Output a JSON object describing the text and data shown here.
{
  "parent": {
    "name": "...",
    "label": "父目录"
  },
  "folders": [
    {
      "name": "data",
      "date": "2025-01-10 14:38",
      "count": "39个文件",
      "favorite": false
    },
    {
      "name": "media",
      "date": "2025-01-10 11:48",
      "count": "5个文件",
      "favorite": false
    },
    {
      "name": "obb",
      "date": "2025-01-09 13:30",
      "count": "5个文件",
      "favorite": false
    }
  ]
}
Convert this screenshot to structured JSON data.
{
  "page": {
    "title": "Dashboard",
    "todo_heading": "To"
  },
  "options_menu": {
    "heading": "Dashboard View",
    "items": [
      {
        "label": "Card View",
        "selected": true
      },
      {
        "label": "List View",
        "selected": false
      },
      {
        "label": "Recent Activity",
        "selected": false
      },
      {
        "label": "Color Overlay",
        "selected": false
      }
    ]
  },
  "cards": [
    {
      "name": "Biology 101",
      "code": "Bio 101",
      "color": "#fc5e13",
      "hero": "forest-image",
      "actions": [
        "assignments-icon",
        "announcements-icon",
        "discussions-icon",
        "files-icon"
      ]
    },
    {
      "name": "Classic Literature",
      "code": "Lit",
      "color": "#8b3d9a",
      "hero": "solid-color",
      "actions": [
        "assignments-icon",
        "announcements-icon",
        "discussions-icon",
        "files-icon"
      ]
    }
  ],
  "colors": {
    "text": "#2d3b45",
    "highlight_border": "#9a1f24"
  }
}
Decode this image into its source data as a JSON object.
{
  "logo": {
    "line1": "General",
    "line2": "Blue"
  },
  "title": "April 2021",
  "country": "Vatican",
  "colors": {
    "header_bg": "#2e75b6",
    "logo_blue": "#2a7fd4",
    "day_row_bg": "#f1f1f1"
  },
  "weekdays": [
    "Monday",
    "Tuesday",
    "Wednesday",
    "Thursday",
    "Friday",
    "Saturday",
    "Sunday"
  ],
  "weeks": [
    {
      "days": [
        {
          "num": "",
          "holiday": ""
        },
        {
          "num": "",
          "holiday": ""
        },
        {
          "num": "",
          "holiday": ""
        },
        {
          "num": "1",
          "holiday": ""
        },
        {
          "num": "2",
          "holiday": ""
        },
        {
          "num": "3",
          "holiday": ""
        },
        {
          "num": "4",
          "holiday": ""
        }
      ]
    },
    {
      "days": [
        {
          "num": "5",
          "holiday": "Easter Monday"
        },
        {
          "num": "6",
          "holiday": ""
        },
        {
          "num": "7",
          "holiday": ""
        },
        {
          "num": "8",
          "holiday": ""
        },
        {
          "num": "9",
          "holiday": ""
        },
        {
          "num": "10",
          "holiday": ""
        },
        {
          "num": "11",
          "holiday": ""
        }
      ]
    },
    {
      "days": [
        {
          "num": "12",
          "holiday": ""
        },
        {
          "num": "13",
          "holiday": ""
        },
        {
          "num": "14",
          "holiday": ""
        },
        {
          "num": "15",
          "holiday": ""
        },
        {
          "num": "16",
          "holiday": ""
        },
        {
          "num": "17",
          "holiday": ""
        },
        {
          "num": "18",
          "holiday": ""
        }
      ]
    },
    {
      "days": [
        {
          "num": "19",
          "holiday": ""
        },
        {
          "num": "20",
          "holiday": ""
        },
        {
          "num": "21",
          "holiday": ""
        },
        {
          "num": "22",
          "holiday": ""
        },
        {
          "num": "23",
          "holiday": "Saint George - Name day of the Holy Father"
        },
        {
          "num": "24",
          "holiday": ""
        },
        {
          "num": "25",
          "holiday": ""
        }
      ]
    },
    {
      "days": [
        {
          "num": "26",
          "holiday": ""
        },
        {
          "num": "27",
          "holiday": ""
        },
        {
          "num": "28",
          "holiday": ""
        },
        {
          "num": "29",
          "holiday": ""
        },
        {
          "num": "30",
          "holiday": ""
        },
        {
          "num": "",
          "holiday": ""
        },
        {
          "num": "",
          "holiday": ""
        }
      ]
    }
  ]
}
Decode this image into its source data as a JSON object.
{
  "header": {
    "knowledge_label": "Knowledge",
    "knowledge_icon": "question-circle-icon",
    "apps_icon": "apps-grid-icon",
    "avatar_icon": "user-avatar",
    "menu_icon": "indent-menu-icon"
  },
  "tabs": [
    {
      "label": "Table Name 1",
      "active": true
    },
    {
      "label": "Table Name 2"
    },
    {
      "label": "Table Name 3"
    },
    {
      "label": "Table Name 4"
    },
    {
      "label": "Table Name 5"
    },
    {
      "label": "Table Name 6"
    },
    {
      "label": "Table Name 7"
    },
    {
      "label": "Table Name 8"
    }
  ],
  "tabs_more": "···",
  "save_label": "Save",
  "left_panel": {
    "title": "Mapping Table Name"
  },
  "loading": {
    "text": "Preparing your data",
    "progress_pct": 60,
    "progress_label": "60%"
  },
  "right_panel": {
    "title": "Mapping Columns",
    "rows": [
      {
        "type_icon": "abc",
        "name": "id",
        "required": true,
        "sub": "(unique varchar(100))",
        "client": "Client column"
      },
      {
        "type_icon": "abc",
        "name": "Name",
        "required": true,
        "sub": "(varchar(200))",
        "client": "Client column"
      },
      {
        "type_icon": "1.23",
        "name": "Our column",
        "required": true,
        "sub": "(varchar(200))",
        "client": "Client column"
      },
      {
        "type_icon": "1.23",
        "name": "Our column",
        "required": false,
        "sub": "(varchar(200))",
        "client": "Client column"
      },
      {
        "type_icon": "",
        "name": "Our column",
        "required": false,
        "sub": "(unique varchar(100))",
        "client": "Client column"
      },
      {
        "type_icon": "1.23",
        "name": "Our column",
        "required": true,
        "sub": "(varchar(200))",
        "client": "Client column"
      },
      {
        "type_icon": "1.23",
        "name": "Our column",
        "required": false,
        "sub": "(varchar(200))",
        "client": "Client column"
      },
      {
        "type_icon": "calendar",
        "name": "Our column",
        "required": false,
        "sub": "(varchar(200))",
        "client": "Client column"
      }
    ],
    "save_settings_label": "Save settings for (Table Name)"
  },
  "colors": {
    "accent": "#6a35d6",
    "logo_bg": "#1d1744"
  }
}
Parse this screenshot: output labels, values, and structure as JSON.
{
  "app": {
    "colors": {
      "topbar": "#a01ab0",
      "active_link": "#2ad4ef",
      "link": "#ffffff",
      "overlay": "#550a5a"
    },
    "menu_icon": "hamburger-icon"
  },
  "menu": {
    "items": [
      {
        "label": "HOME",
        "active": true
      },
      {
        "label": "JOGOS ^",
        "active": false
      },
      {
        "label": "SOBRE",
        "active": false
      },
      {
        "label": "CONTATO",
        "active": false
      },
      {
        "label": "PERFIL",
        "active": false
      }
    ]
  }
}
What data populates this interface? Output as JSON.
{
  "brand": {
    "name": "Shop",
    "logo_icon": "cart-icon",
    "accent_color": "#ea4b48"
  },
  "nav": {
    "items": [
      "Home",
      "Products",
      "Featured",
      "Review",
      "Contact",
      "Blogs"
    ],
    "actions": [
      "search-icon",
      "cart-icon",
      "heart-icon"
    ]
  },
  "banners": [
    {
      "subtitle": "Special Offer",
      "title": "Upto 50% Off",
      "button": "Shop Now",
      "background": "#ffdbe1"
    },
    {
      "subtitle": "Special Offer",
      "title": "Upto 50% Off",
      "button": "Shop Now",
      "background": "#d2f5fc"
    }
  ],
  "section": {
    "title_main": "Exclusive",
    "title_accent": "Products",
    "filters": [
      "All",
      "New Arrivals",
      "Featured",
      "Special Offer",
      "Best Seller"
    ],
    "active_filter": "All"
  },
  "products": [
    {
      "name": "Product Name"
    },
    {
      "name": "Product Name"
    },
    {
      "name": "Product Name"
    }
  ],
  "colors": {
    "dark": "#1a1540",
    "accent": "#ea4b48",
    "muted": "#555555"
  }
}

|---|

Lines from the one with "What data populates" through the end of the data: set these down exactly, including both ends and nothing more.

What data populates this interface? Output as JSON.
{
  "brand": {
    "name": "Shop",
    "logo_icon": "cart-icon",
    "accent_color": "#ea4b48"
  },
  "nav": {
    "items": [
      "Home",
      "Products",
      "Featured",
      "Review",
      "Contact",
      "Blogs"
    ],
    "actions": [
      "search-icon",
      "cart-icon",
      "heart-icon"
    ]
  },
  "banners": [
    {
      "subtitle": "Special Offer",
      "title": "Upto 50% Off",
      "button": "Shop Now",
      "background": "#ffdbe1"
    },
    {
      "subtitle": "Special Offer",
      "title": "Upto 50% Off",
      "button": "Shop Now",
      "background": "#d2f5fc"
    }
  ],
  "section": {
    "title_main": "Exclusive",
    "title_accent": "Products",
    "filters": [
      "All",
      "New Arrivals",
      "Featured",
      "Special Offer",
      "Best Seller"
    ],
    "active_filter": "All"
  },
  "products": [
    {
      "name": "Product Name"
    },
    {
      "name": "Product Name"
    },
    {
      "name": "Product Name"
    }
  ],
  "colors": {
    "dark": "#1a1540",
    "accent": "#ea4b48",
    "muted": "#555555"
  }
}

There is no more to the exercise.